The result of our work together, mathematically, is 83 quilts made by 45 participants in the space of 15 months. I prefer the results to be read a little differently. Personally, the best part of this project has been the passing on of knowledge that will reverberate down the line, and the empowerment of both it’s giving and receiving. It has also been about problem solving – learning to question the norm, not taking the easy way out, and continually searching for creative solutions. We have built a very supportive community – both in the creating of strong works and in making personal connections. Even though the maths is impressive, perhaps we have gained even more than we have given?


Please take time to explore our online Galleries and take a trip to The Moores Building where you will see our quilts beautifully supported by other functional textile pieces.

We hope you will then understand the true value of these works.






The Moores Building Contemporary Art Gallery is managed by the City of Fremantle.


Ric Blaquiere

Lisa Beards

Judy Campbell

Lorraine Canestrini

Nettie Clarke

Leslie Clugston

Marlene Cole

Trish Davis

Marilyn Dillon

Margot Downing

Amanda Forknall

Pat Forster

Elaine Gill

Jeanne Glass

Jan Hills

Jan Holland

Clint Holland






The Salvage/Selvedge group has fundraised over the course of the project with the aim that all exhibition proceeds will go directly to our chosen project - enhancing lives at the School of St. Yared in Ethiopia.To learn more about our project go to

Judy Campbell

Margot Downing

Amanda Forknall



Jan Holland

Kaye Jacob

Jill Johnson


Jan Mullen

Sally Sweetingham

Trish Wykman

Julie Howell

Rosie Hunt

Kaye Jacob

Pat James

Jill Johnson

Alison Keen

Joy Keith

Jan Lawrie

Jill Lee

Charmian Lees

Pat Madden

Bev McDonnell

Mignon Mitchell

Jan Mullen

Pauline O’Brien

Vicki Passmore

Shantell Pike



BIG applause please to: Diane Roberts, Bewley Shaylor of Czar Photodesign, Square Peg Design

Stannards Dry Cleaning, Ritchie Kuhaupt of The Moores Building, Fremantle City Council and all those who have donated fabric.

Lisa Repsevicius

Lorna Richmond

Noell Stawarz

Bev Stevens

Judy Stevens

Judy Stocks

Valmae Stonehouse

Sally Sweetingham

Cindy Taylor

Marie Thompson

Barbara Turney

John Turney

Claire Turpin

Ed Wykman

Trish Wykman

PLEASE NOTE that that our quilts and other textile pieces have a reserve price and will be available for purchase in two ways;

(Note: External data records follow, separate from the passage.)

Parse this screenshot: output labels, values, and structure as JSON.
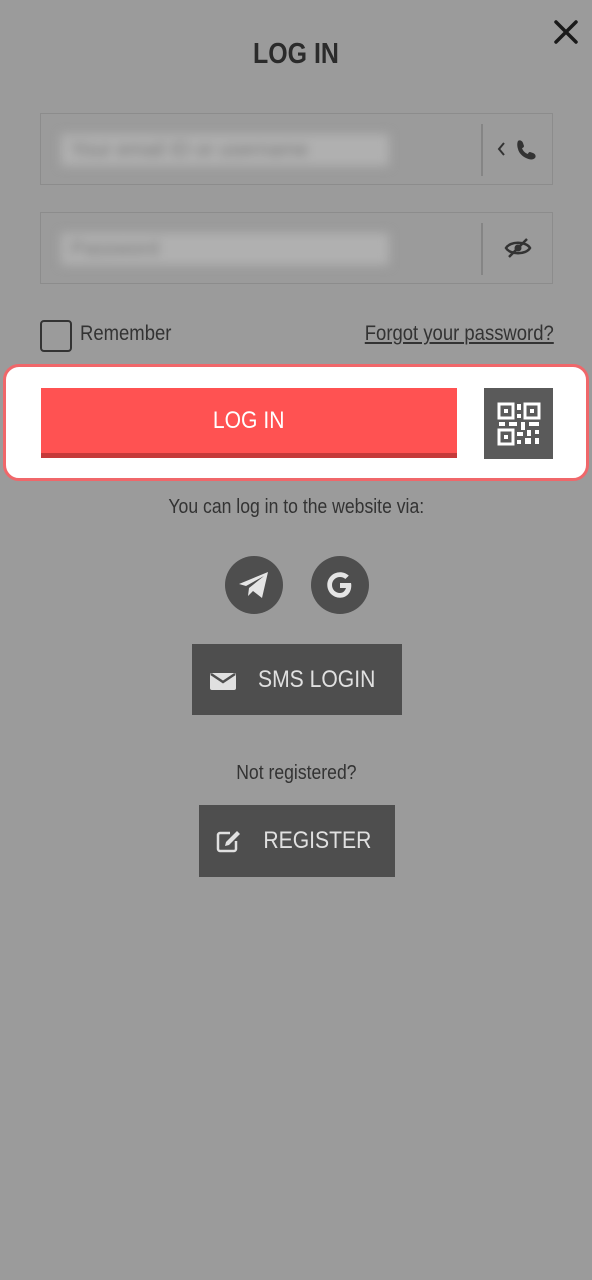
{
  "header": {
    "title": "LOG IN"
  },
  "form": {
    "login_placeholder": "Your email ID or username",
    "password_placeholder": "Password",
    "remember_label": "Remember",
    "forgot_label": "Forgot your password?",
    "login_button": "LOG IN"
  },
  "alternatives": {
    "via_text": "You can log in to the website via:",
    "social": [
      "telegram-icon",
      "google-icon"
    ],
    "sms_button": "SMS LOGIN"
  },
  "register": {
    "prompt": "Not registered?",
    "button": "REGISTER"
  },
  "colors": {
    "accent": "#ff5252",
    "dark_button": "#4e4e4e",
    "overlay": "#9b9b9b"
  }
}
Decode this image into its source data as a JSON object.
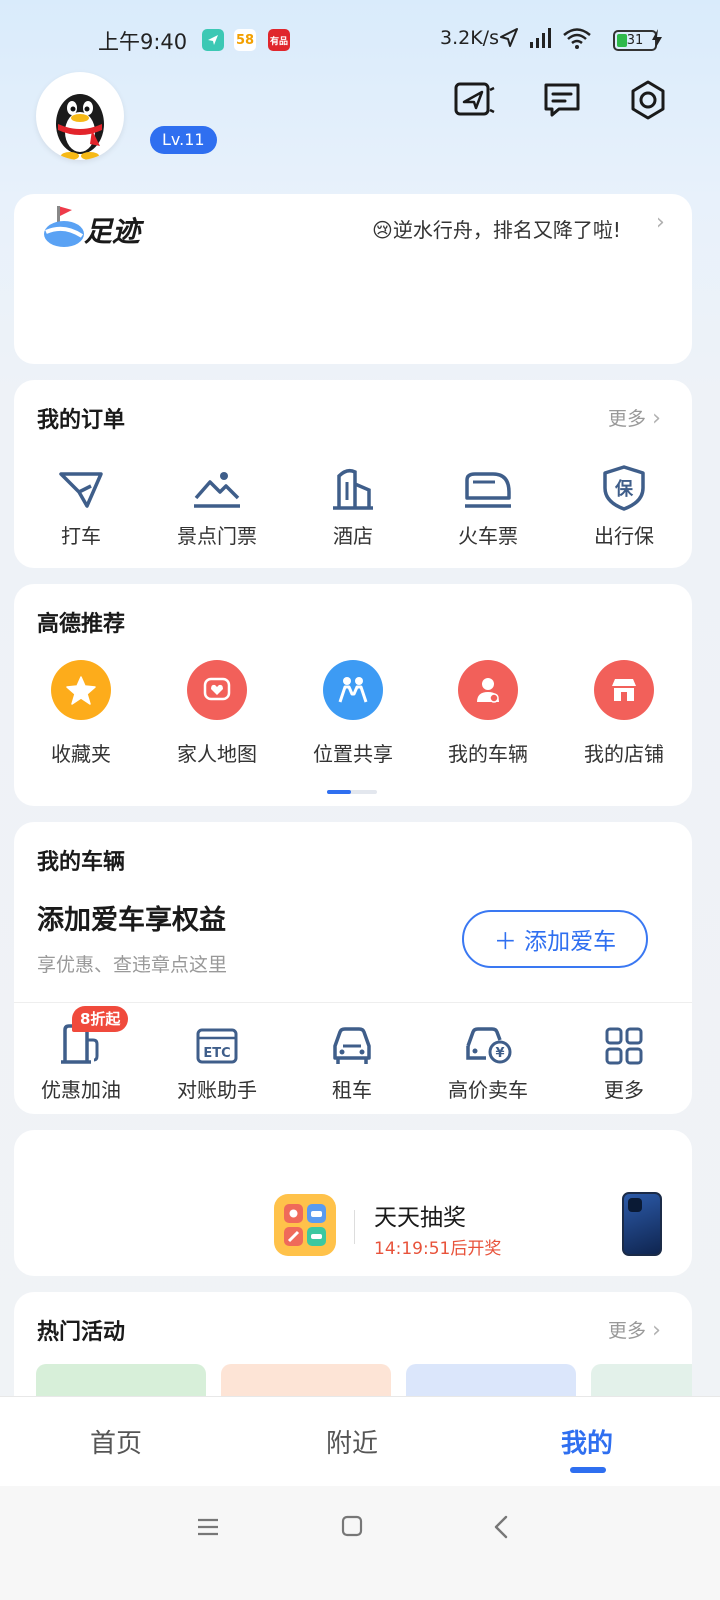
{
  "status_bar": {
    "time": "上午9:40",
    "app_badges": [
      "58",
      "有品"
    ],
    "net_speed": "3.2K/s",
    "battery": "31"
  },
  "profile": {
    "level": "Lv.11"
  },
  "footprint": {
    "title": "足迹",
    "rank_text": "😢逆水行舟，排名又降了啦!",
    "chevron": "›"
  },
  "orders": {
    "title": "我的订单",
    "more": "更多",
    "chevron": "›",
    "items": [
      {
        "label": "打车",
        "icon": "taxi-icon"
      },
      {
        "label": "景点门票",
        "icon": "scenic-ticket-icon"
      },
      {
        "label": "酒店",
        "icon": "hotel-icon"
      },
      {
        "label": "火车票",
        "icon": "train-icon"
      },
      {
        "label": "出行保",
        "icon": "insurance-shield-icon"
      }
    ]
  },
  "recommend": {
    "title": "高德推荐",
    "items": [
      {
        "label": "收藏夹",
        "icon": "star-icon",
        "color": "#fdac1b"
      },
      {
        "label": "家人地图",
        "icon": "family-heart-icon",
        "color": "#f2605a"
      },
      {
        "label": "位置共享",
        "icon": "people-share-icon",
        "color": "#3d9bf4"
      },
      {
        "label": "我的车辆",
        "icon": "driver-icon",
        "color": "#f2605a"
      },
      {
        "label": "我的店铺",
        "icon": "shop-icon",
        "color": "#f2605a"
      }
    ]
  },
  "vehicle": {
    "title": "我的车辆",
    "headline": "添加爱车享权益",
    "subtext": "享优惠、查违章点这里",
    "add_button": "＋ 添加爱车",
    "badge": "8折起",
    "services": [
      {
        "label": "优惠加油",
        "icon": "fuel-pump-icon"
      },
      {
        "label": "对账助手",
        "icon": "etc-icon"
      },
      {
        "label": "租车",
        "icon": "car-rental-icon"
      },
      {
        "label": "高价卖车",
        "icon": "sell-car-icon"
      },
      {
        "label": "更多",
        "icon": "grid-more-icon"
      }
    ],
    "etc_text": "ETC"
  },
  "lottery": {
    "title": "天天抽奖",
    "countdown": "14:19:51后开奖"
  },
  "events": {
    "title": "热门活动",
    "more": "更多",
    "chevron": "›"
  },
  "tabbar": {
    "tabs": [
      "首页",
      "附近",
      "我的"
    ],
    "active": "我的"
  },
  "colors": {
    "accent": "#2f6ff0",
    "countdown": "#e8533b"
  }
}
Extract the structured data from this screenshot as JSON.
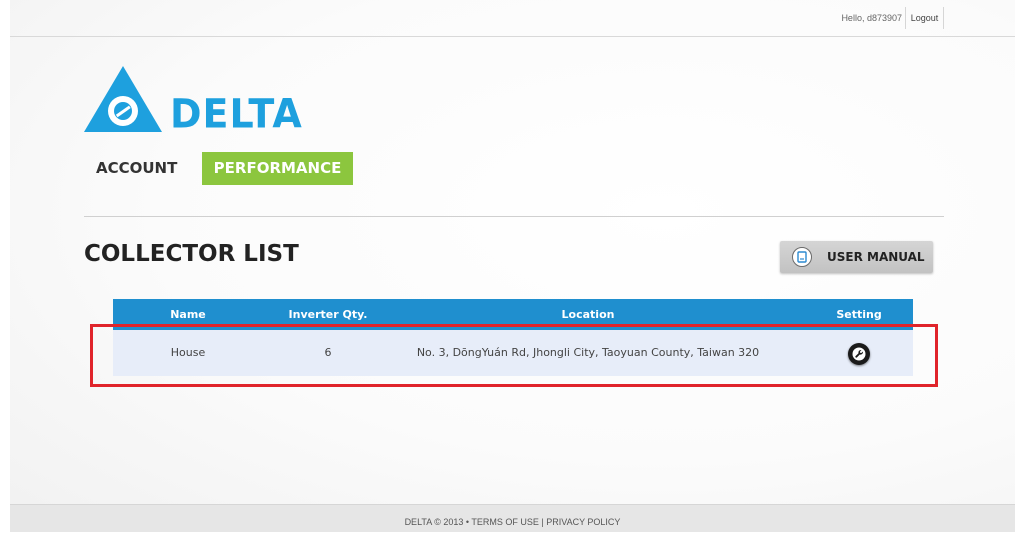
{
  "header": {
    "greeting": "Hello, d873907",
    "logout_label": "Logout"
  },
  "brand": {
    "logo_text": "DELTA",
    "color": "#1ea0de"
  },
  "nav": {
    "items": [
      {
        "label": "ACCOUNT",
        "active": false
      },
      {
        "label": "PERFORMANCE",
        "active": true
      }
    ],
    "active_color": "#8cc63e"
  },
  "page": {
    "title": "COLLECTOR LIST",
    "manual_button_label": "USER MANUAL",
    "manual_icon": "document-icon"
  },
  "table": {
    "header_color": "#1f8fcf",
    "columns": [
      "Name",
      "Inverter Qty.",
      "Location",
      "Setting"
    ],
    "rows": [
      {
        "name": "House",
        "inverter_qty": "6",
        "location": "No. 3, DōngYuán Rd, Jhongli City, Taoyuan County, Taiwan 320",
        "setting_icon": "wrench-icon"
      }
    ]
  },
  "annotation": {
    "highlight_color": "#e0242b"
  },
  "footer": {
    "text": "DELTA © 2013 • TERMS OF USE | PRIVACY POLICY"
  }
}
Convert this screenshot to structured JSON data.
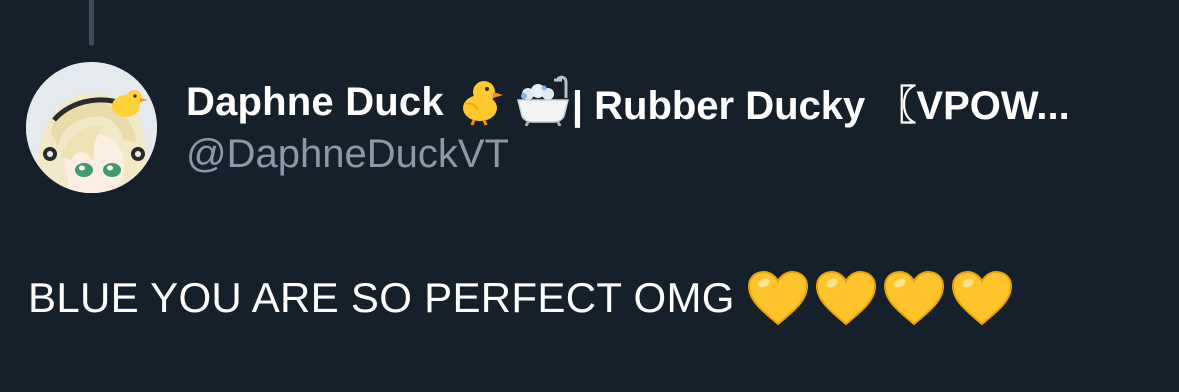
{
  "author": {
    "display_name": "Daphne Duck",
    "name_suffix": "| Rubber Ducky 〖VPOW...",
    "handle": "@DaphneDuckVT",
    "name_emojis": [
      "chick-emoji",
      "bathtub-emoji"
    ]
  },
  "tweet": {
    "text": "BLUE YOU ARE SO PERFECT OMG",
    "emojis": [
      "yellow-heart-emoji",
      "yellow-heart-emoji",
      "yellow-heart-emoji",
      "yellow-heart-emoji"
    ]
  },
  "colors": {
    "background": "#16202b",
    "primary_text": "#ffffff",
    "secondary_text": "#8b98a5",
    "thread_line": "#3d4b58",
    "heart": "#ffc32b"
  }
}
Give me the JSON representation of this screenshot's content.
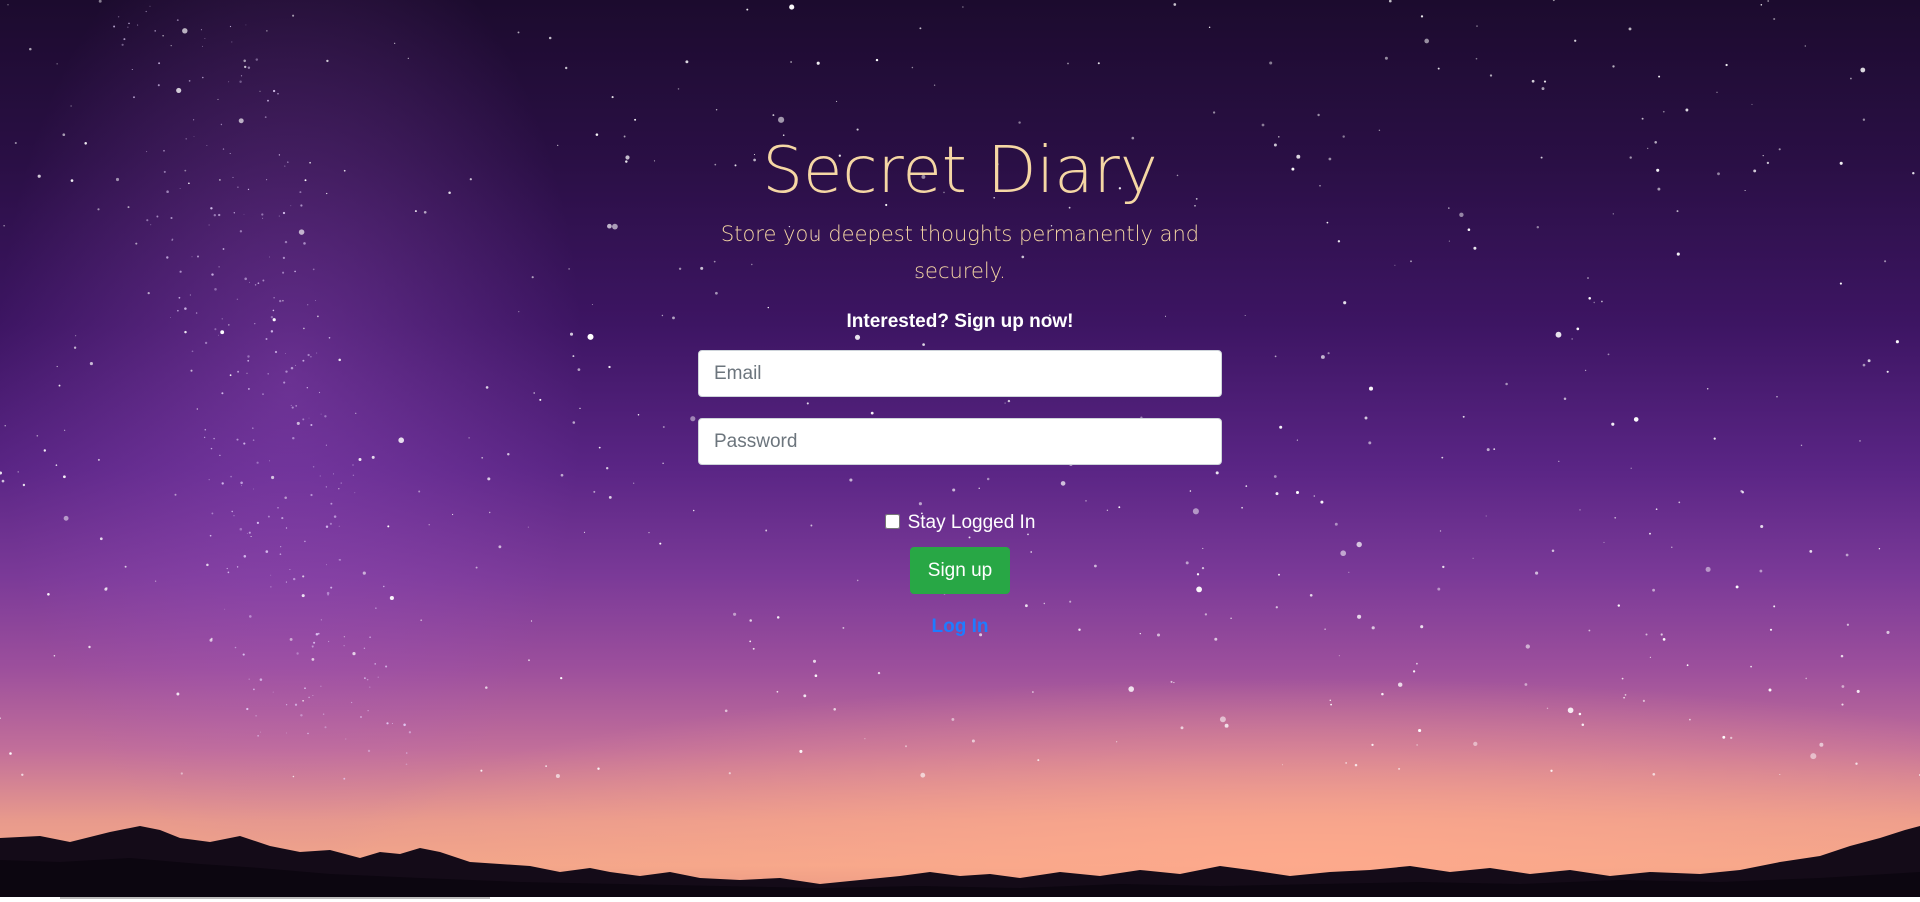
{
  "header": {
    "title": "Secret Diary",
    "subtitle": "Store you deepest thoughts permanently and securely."
  },
  "form": {
    "call_to_action": "Interested? Sign up now!",
    "email_placeholder": "Email",
    "password_placeholder": "Password",
    "stay_logged_in_label": "Stay Logged In",
    "stay_logged_in_checked": false,
    "signup_label": "Sign up",
    "login_link_label": "Log In"
  },
  "colors": {
    "title": "#f5d7a4",
    "signup_button": "#28a745",
    "login_link": "#1f7bff"
  }
}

SILENT AUCTION – bids taken throughout the exhibition (at the gallery and online – results announced on 2 June 2014) and LIVE AUCTION on 23 May 2014, 7 – 10 pm, The Moores Building Contemporary Art Gallery, Fremantle – This is a ticketed event. Tickets available @